Pete Gibbons

You were definitely not alone in receiving angry calls/texts/messages in regards to the times allowed for fireworks usage.

LoyaltyIsMyHonor
LoyaltyIsMyHonor

Nice write up Teri and I too would prefer temporary tents. I was surprised to see the store on Spring Road and not sure how selling fireworks can be a viable business enterprise year-round. I mean, aside from the the Fourth of July and New Years, when else do people feel compelled to buy fireworks?

blakeage80
blakeage80

The one on Atlanta Hwy in Athens is occupied year round, but closed most of the time except around those holidays. They rake it in for 3 months out of the year and close down. I just wish they’d get a real sign instead of the banner strung across the building.

elfiii
elfiii

@ Teri – It’s not always overt, but I think there’s definitely a streak of rural Georgia versus urban/suburban Georgia near the core of this debate.

Clearly so and all the more reason why all of these type matters should be decided at the local level rather than the state level, provided of course local governments don’t overstep their authority. It’s a lot easier to replace an intractable county commissioner or city councilor than it is to fight the state in court.

chefdavid
chefdavid

This is why I live out in the country so I don’t have to deal with all these crazy regulations. I think it should be left up to locals. And if you are going to allow allow it. Don’t put in there you can have tents or not. It would be nice for me to be able to buy in Georgia. But As my county goes I doubt any would be sold unless tents are available. But that’s OK we will just go to South Pittsburg and get them like we do now the revenue will be lost to another… Read more »

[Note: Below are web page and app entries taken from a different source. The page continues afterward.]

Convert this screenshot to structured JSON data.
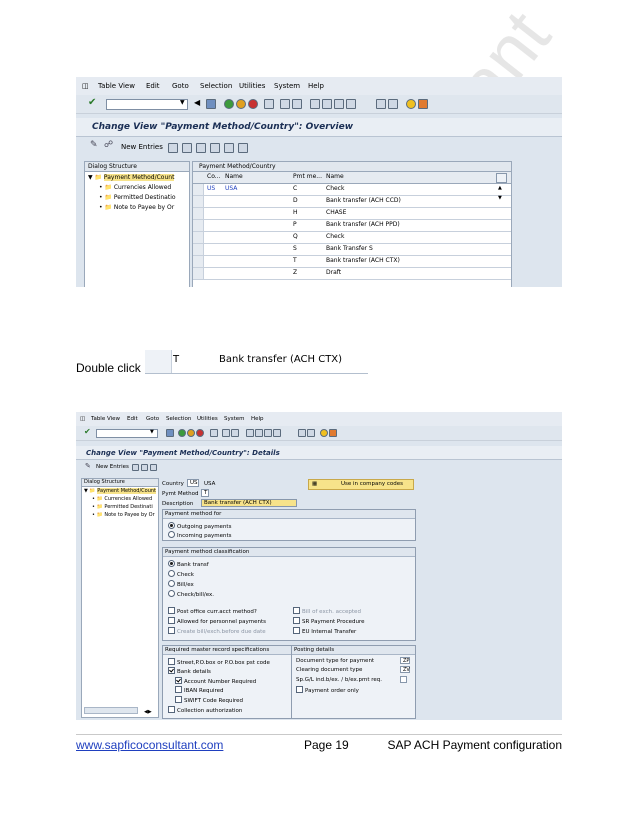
{
  "menu": [
    "Table View",
    "Edit",
    "Goto",
    "Selection",
    "Utilities",
    "System",
    "Help"
  ],
  "shot1": {
    "title": "Change View \"Payment Method/Country\": Overview",
    "new_entries": "New Entries",
    "dialog_structure_label": "Dialog Structure",
    "tree": [
      "Payment Method/Count",
      "Currencies Allowed",
      "Permitted Destinatio",
      "Note to Payee by Or"
    ],
    "table_title": "Payment Method/Country",
    "columns": [
      "Co...",
      "Name",
      "Pmt me...",
      "Name"
    ],
    "rows": [
      {
        "country": "US",
        "cname": "USA",
        "code": "C",
        "name": "Check"
      },
      {
        "country": "",
        "cname": "",
        "code": "D",
        "name": "Bank transfer (ACH CCD)"
      },
      {
        "country": "",
        "cname": "",
        "code": "H",
        "name": "CHASE"
      },
      {
        "country": "",
        "cname": "",
        "code": "P",
        "name": "Bank transfer (ACH PPD)"
      },
      {
        "country": "",
        "cname": "",
        "code": "Q",
        "name": "Check"
      },
      {
        "country": "",
        "cname": "",
        "code": "S",
        "name": "Bank Transfer S"
      },
      {
        "country": "",
        "cname": "",
        "code": "T",
        "name": "Bank transfer (ACH CTX)"
      },
      {
        "country": "",
        "cname": "",
        "code": "Z",
        "name": "Draft"
      }
    ]
  },
  "double_click": {
    "label": "Double click",
    "code": "T",
    "name": "Bank transfer (ACH CTX)"
  },
  "shot2": {
    "title": "Change View \"Payment Method/Country\": Details",
    "new_entries": "New Entries",
    "dialog_structure_label": "Dialog Structure",
    "tree": [
      "Payment Method/Count",
      "Currencies Allowed",
      "Permitted Destinati",
      "Note to Payee by Or"
    ],
    "country_label": "Country",
    "country_code": "US",
    "country_name": "USA",
    "pymt_label": "Pymt Method",
    "pymt_value": "T",
    "desc_label": "Description",
    "desc_value": "Bank transfer (ACH CTX)",
    "use_company_codes": "Use in company codes",
    "pm_for_title": "Payment method for",
    "pm_for": [
      {
        "label": "Outgoing payments",
        "on": true
      },
      {
        "label": "Incoming payments",
        "on": false
      }
    ],
    "classif_title": "Payment method classification",
    "classif": [
      {
        "label": "Bank transf",
        "on": true
      },
      {
        "label": "Check",
        "on": false
      },
      {
        "label": "Bill/ex",
        "on": false
      },
      {
        "label": "Check/bill/ex.",
        "on": false
      }
    ],
    "opts_left": [
      {
        "label": "Post office curr.acct method?",
        "on": false,
        "dis": false
      },
      {
        "label": "Allowed for personnel payments",
        "on": false,
        "dis": false
      },
      {
        "label": "Create bill/exch.before due date",
        "on": false,
        "dis": true
      }
    ],
    "opts_right": [
      {
        "label": "Bill of exch. accepted",
        "on": false,
        "dis": true
      },
      {
        "label": "SR Payment Procedure",
        "on": false,
        "dis": false
      },
      {
        "label": "EU Internal Transfer",
        "on": false,
        "dis": false
      }
    ],
    "req_title": "Required master record specifications",
    "req": [
      {
        "label": "Street,P.O.box or P.O.box pst code",
        "on": false
      },
      {
        "label": "Bank details",
        "on": true
      },
      {
        "label": "Account Number Required",
        "on": true
      },
      {
        "label": "IBAN Required",
        "on": false
      },
      {
        "label": "SWIFT Code Required",
        "on": false
      },
      {
        "label": "Collection authorization",
        "on": false
      }
    ],
    "post_title": "Posting details",
    "post": [
      {
        "label": "Document type for payment",
        "val": "ZP"
      },
      {
        "label": "Clearing document type",
        "val": "ZV"
      },
      {
        "label": "Sp.G/L ind.b/ex. / b/ex.pmt req.",
        "val": ""
      }
    ],
    "payment_order_only": "Payment order only"
  },
  "footer": {
    "website": "www.sapficoconsultant.com",
    "page": "Page 19",
    "doc_title": "SAP ACH Payment configuration"
  },
  "colors": {
    "link": "#1f3fbf",
    "title": "#1b2f55",
    "highlight": "#f7e38a"
  },
  "watermark": "consultant"
}
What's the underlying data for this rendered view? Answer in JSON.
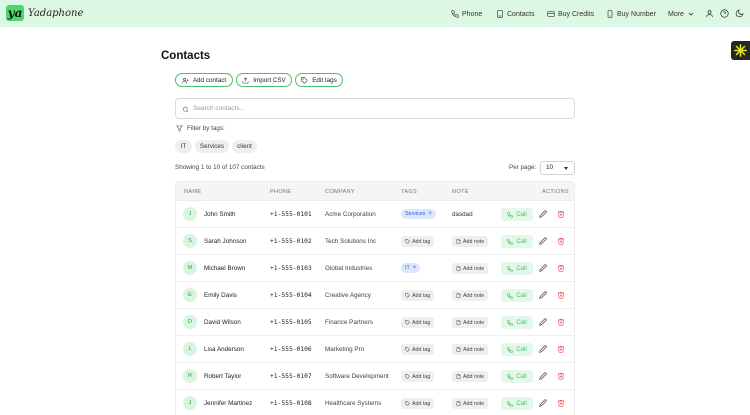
{
  "brand": {
    "badge": "ya",
    "name": "Yadaphone"
  },
  "nav": {
    "items": [
      {
        "label": "Phone",
        "icon": "phone-icon"
      },
      {
        "label": "Contacts",
        "icon": "contacts-book-icon"
      },
      {
        "label": "Buy Credits",
        "icon": "credit-card-icon"
      },
      {
        "label": "Buy Number",
        "icon": "mobile-device-icon"
      },
      {
        "label": "More",
        "icon": "chevron-down-icon"
      }
    ],
    "right_icons": [
      "user-icon",
      "help-icon",
      "dark-mode-moon-icon"
    ]
  },
  "page": {
    "title": "Contacts"
  },
  "actions": {
    "add_contact": "Add contact",
    "import_csv": "Import CSV",
    "edit_tags": "Edit tags"
  },
  "search": {
    "placeholder": "Search contacts..."
  },
  "filter": {
    "label": "Filter by tags:",
    "tags": [
      "IT",
      "Services",
      "client"
    ]
  },
  "summary": {
    "showing": "Showing 1 to 10 of 107 contacts",
    "per_page_label": "Per page:",
    "per_page_value": "10"
  },
  "table": {
    "headers": {
      "name": "NAME",
      "phone": "PHONE",
      "company": "COMPANY",
      "tags": "TAGS",
      "note": "NOTE",
      "actions": "ACTIONS"
    },
    "add_tag_label": "Add tag",
    "add_note_label": "Add note",
    "call_label": "Call",
    "rows": [
      {
        "initial": "J",
        "name": "John Smith",
        "phone": "+1-555-0101",
        "company": "Acme Corporation",
        "tag": "Services",
        "note": "dasdad"
      },
      {
        "initial": "S",
        "name": "Sarah Johnson",
        "phone": "+1-555-0102",
        "company": "Tech Solutions Inc",
        "tag": "",
        "note": ""
      },
      {
        "initial": "M",
        "name": "Michael Brown",
        "phone": "+1-555-0103",
        "company": "Global Industries",
        "tag": "IT",
        "note": ""
      },
      {
        "initial": "E",
        "name": "Emily Davis",
        "phone": "+1-555-0104",
        "company": "Creative Agency",
        "tag": "",
        "note": ""
      },
      {
        "initial": "D",
        "name": "David Wilson",
        "phone": "+1-555-0105",
        "company": "Finance Partners",
        "tag": "",
        "note": ""
      },
      {
        "initial": "L",
        "name": "Lisa Anderson",
        "phone": "+1-555-0106",
        "company": "Marketing Pro",
        "tag": "",
        "note": ""
      },
      {
        "initial": "R",
        "name": "Robert Taylor",
        "phone": "+1-555-0107",
        "company": "Software Development",
        "tag": "",
        "note": ""
      },
      {
        "initial": "J",
        "name": "Jennifer Martinez",
        "phone": "+1-555-0108",
        "company": "Healthcare Systems",
        "tag": "",
        "note": ""
      }
    ]
  },
  "colors": {
    "accent": "#4bbf6a",
    "header_bg": "#dcf7e3",
    "tag_blue": "#3159c9",
    "danger": "#e5484d"
  }
}
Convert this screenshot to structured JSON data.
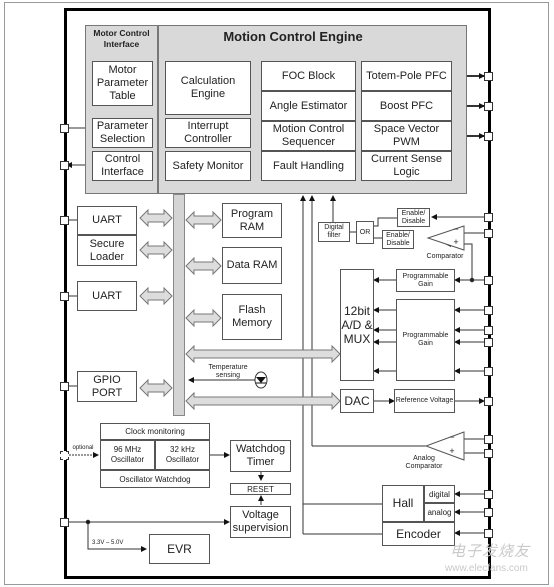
{
  "diagram": {
    "motor_control_interface": {
      "title": "Motor Control Interface",
      "blocks": [
        "Motor Parameter Table",
        "Parameter Selection",
        "Control Interface"
      ]
    },
    "motion_control_engine": {
      "title": "Motion Control Engine",
      "col1": [
        "Calculation Engine",
        "Interrupt Controller",
        "Safety Monitor"
      ],
      "col2": [
        "FOC Block",
        "Angle Estimator",
        "Motion Control Sequencer",
        "Fault Handling"
      ],
      "col3": [
        "Totem-Pole PFC",
        "Boost PFC",
        "Space Vector PWM",
        "Current Sense Logic"
      ]
    },
    "peripherals_left": [
      "UART",
      "Secure Loader",
      "UART",
      "GPIO PORT"
    ],
    "memories": [
      "Program RAM",
      "Data RAM",
      "Flash Memory"
    ],
    "analog": {
      "digital_filter": "Digital filter",
      "or_gate": "OR",
      "enable_disable_1": "Enable/ Disable",
      "enable_disable_2": "Enable/ Disable",
      "comparator": "Comparator",
      "comparator_minus": "−",
      "comparator_plus": "+",
      "prog_gain_1": "Programmable Gain",
      "prog_gain_2": "Programmable Gain",
      "adc": "12bit A/D & MUX",
      "dac": "DAC",
      "reference_voltage": "Reference Voltage",
      "analog_comparator": "Analog Comparator",
      "analog_minus": "−",
      "analog_plus": "+",
      "temperature_sensing": "Temperature sensing"
    },
    "clock": {
      "title": "Clock monitoring",
      "osc96": "96 MHz Oscillator",
      "osc32": "32 kHz Oscillator",
      "watchdog": "Oscillator Watchdog",
      "optional": "optional"
    },
    "watchdog_timer": "Watchdog Timer",
    "reset": "RESET",
    "voltage_supervision": "Voltage supervision",
    "evr": "EVR",
    "supply_range": "3.3V – 5.0V",
    "sensors": {
      "hall": "Hall",
      "digital": "digital",
      "analog": "analog",
      "encoder": "Encoder"
    },
    "watermark": {
      "cn": "电子发烧友",
      "url": "www.elecfans.com"
    }
  }
}
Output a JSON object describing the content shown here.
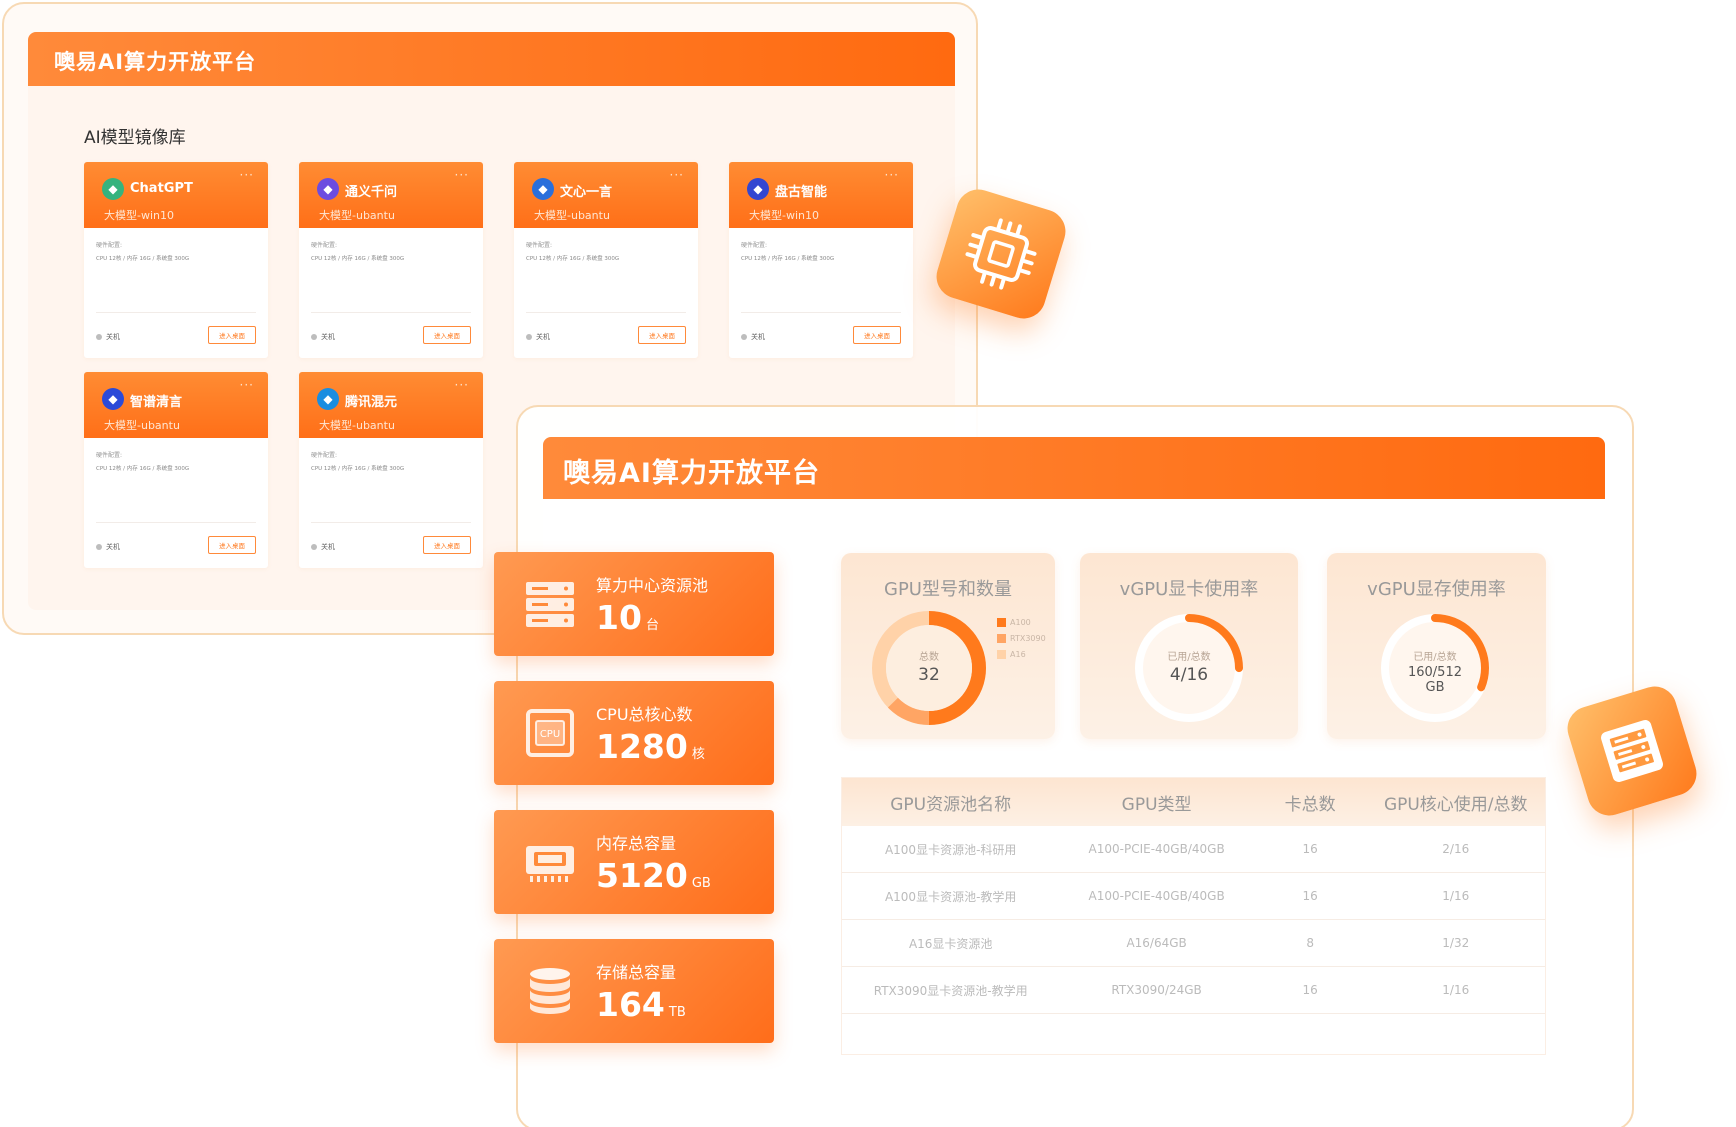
{
  "back_window": {
    "title": "噢易AI算力开放平台",
    "library_title": "AI模型镜像库",
    "spec_label": "硬件配置:",
    "spec_text": "CPU 12核 / 内存 16G / 系统盘 300G",
    "status_text": "关机",
    "enter_button": "进入桌面",
    "more": "···",
    "cards": [
      {
        "name": "ChatGPT",
        "sub": "大模型-win10",
        "color": "#35b37e"
      },
      {
        "name": "通义千问",
        "sub": "大模型-ubantu",
        "color": "#6c4ce0"
      },
      {
        "name": "文心一言",
        "sub": "大模型-ubantu",
        "color": "#2a6fdb"
      },
      {
        "name": "盘古智能",
        "sub": "大模型-win10",
        "color": "#3346d1"
      },
      {
        "name": "智谱清言",
        "sub": "大模型-ubantu",
        "color": "#2b4ad8"
      },
      {
        "name": "腾讯混元",
        "sub": "大模型-ubantu",
        "color": "#1a8de0"
      }
    ]
  },
  "front_window": {
    "title": "噢易AI算力开放平台"
  },
  "stats": [
    {
      "label": "算力中心资源池",
      "value": "10",
      "unit": "台",
      "icon": "server-rack-icon"
    },
    {
      "label": "CPU总核心数",
      "value": "1280",
      "unit": "核",
      "icon": "cpu-icon"
    },
    {
      "label": "内存总容量",
      "value": "5120",
      "unit": "GB",
      "icon": "memory-icon"
    },
    {
      "label": "存储总容量",
      "value": "164",
      "unit": "TB",
      "icon": "database-icon"
    }
  ],
  "gauges": [
    {
      "title": "GPU型号和数量",
      "center_label": "总数",
      "center_value": "32",
      "legend": [
        "A100",
        "RTX3090",
        "A16"
      ]
    },
    {
      "title": "vGPU显卡使用率",
      "center_label": "已用/总数",
      "center_value": "4/16",
      "fraction": 0.25
    },
    {
      "title": "vGPU显存使用率",
      "center_label": "已用/总数",
      "center_value": "160/512",
      "center_unit": "GB",
      "fraction": 0.3125
    }
  ],
  "table": {
    "headers": [
      "GPU资源池名称",
      "GPU类型",
      "卡总数",
      "GPU核心使用/总数"
    ],
    "rows": [
      [
        "A100显卡资源池-科研用",
        "A100-PCIE-40GB/40GB",
        "16",
        "2/16"
      ],
      [
        "A100显卡资源池-教学用",
        "A100-PCIE-40GB/40GB",
        "16",
        "1/16"
      ],
      [
        "A16显卡资源池",
        "A16/64GB",
        "8",
        "1/32"
      ],
      [
        "RTX3090显卡资源池-教学用",
        "RTX3090/24GB",
        "16",
        "1/16"
      ]
    ]
  },
  "colors": {
    "accent": "#ff7a20",
    "accent_dark": "#ff6a10",
    "legend_a100": "#ff7a1c",
    "legend_rtx3090": "#ffa564",
    "legend_a16": "#ffd2a8"
  }
}
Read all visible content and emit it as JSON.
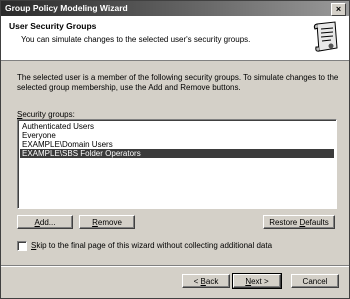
{
  "window": {
    "title": "Group Policy Modeling Wizard",
    "close_glyph": "×"
  },
  "header": {
    "title": "User Security Groups",
    "subtitle": "You can simulate changes to the selected user's security groups.",
    "icon": "scroll-icon"
  },
  "description": "The selected user is a member of the following security groups. To simulate changes to the selected group membership, use the Add and Remove buttons.",
  "groups": {
    "label": "Security groups:",
    "items": [
      "Authenticated Users",
      "Everyone",
      "EXAMPLE\\Domain Users",
      "EXAMPLE\\SBS Folder Operators"
    ],
    "selected_index": 3
  },
  "buttons": {
    "add": {
      "prefix": "",
      "key": "A",
      "rest": "dd..."
    },
    "remove": {
      "prefix": "",
      "key": "R",
      "rest": "emove"
    },
    "restore": {
      "prefix": "Restore ",
      "key": "D",
      "rest": "efaults"
    },
    "back": {
      "prefix": "< ",
      "key": "B",
      "rest": "ack"
    },
    "next": {
      "prefix": "",
      "key": "N",
      "rest": "ext >"
    },
    "cancel": "Cancel"
  },
  "skip": {
    "checked": false,
    "key": "S",
    "rest": "kip to the final page of this wizard without collecting additional data"
  }
}
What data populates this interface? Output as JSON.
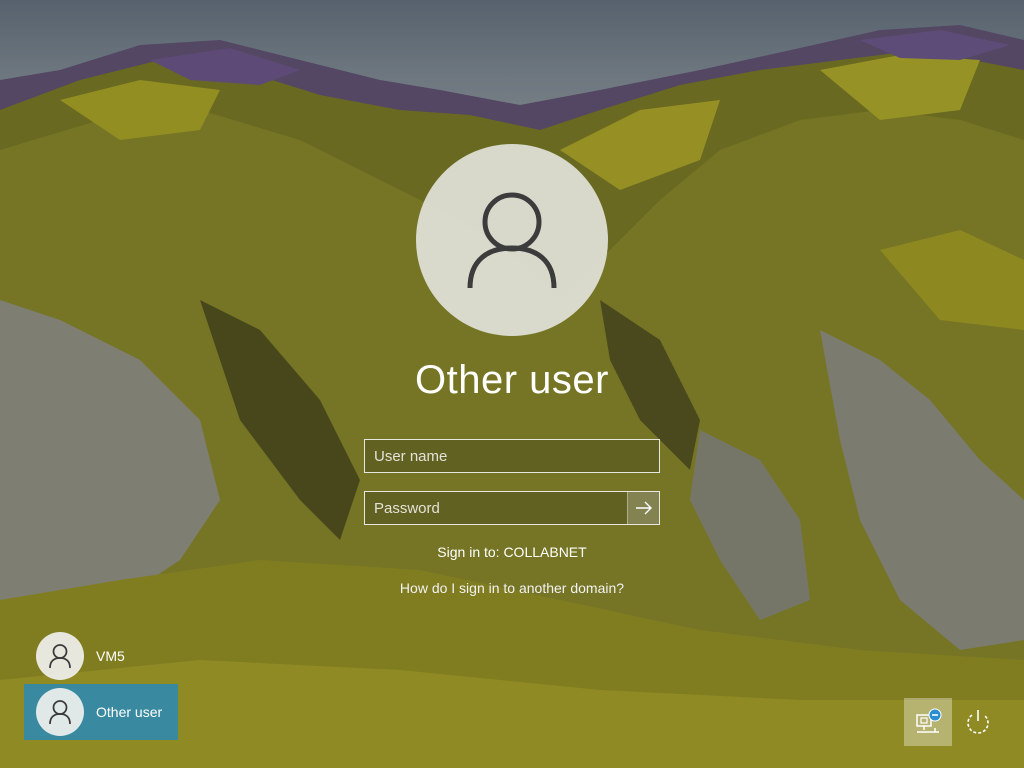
{
  "signin": {
    "user_title": "Other user",
    "username_placeholder": "User name",
    "password_placeholder": "Password",
    "submit_icon": "arrow-right-icon",
    "sign_in_to": "Sign in to: COLLABNET",
    "domain_help_link": "How do I sign in to another domain?"
  },
  "user_list": [
    {
      "name": "VM5",
      "selected": false,
      "icon": "user-avatar-icon"
    },
    {
      "name": "Other user",
      "selected": true,
      "icon": "user-avatar-icon"
    }
  ],
  "system_tray": {
    "network_icon": "network-icon",
    "power_icon": "power-icon"
  },
  "colors": {
    "selected_user_bg": "#208ac4",
    "text": "#ffffff"
  }
}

Saltycracker
Saltycracker

So while all these fireworks were going on did they slip by that minimum commish for health insurance sales folks, raises in pensions and other self or crony legislation ?

rickday
rickday

Hi guys, I work for one of the two major fireworks companies in GA as regional mgr of temporary Facilities (tents and stands). We work with not for profits to run our stand program during the limited selling season of 6/23 – 7/5. The program currently allows 2 temp locations per distributorship plus 2 for each brick and mortar store licensed in the state. One stand has to be in the same county as the store, another can be a distance (75 miles) from that counties border. So the number of stands are limited by the number of stores. There… Read more »

Saltycracker
Saltycracker

Guess beer distributors and car dealers aren’t the only friends our legislators have.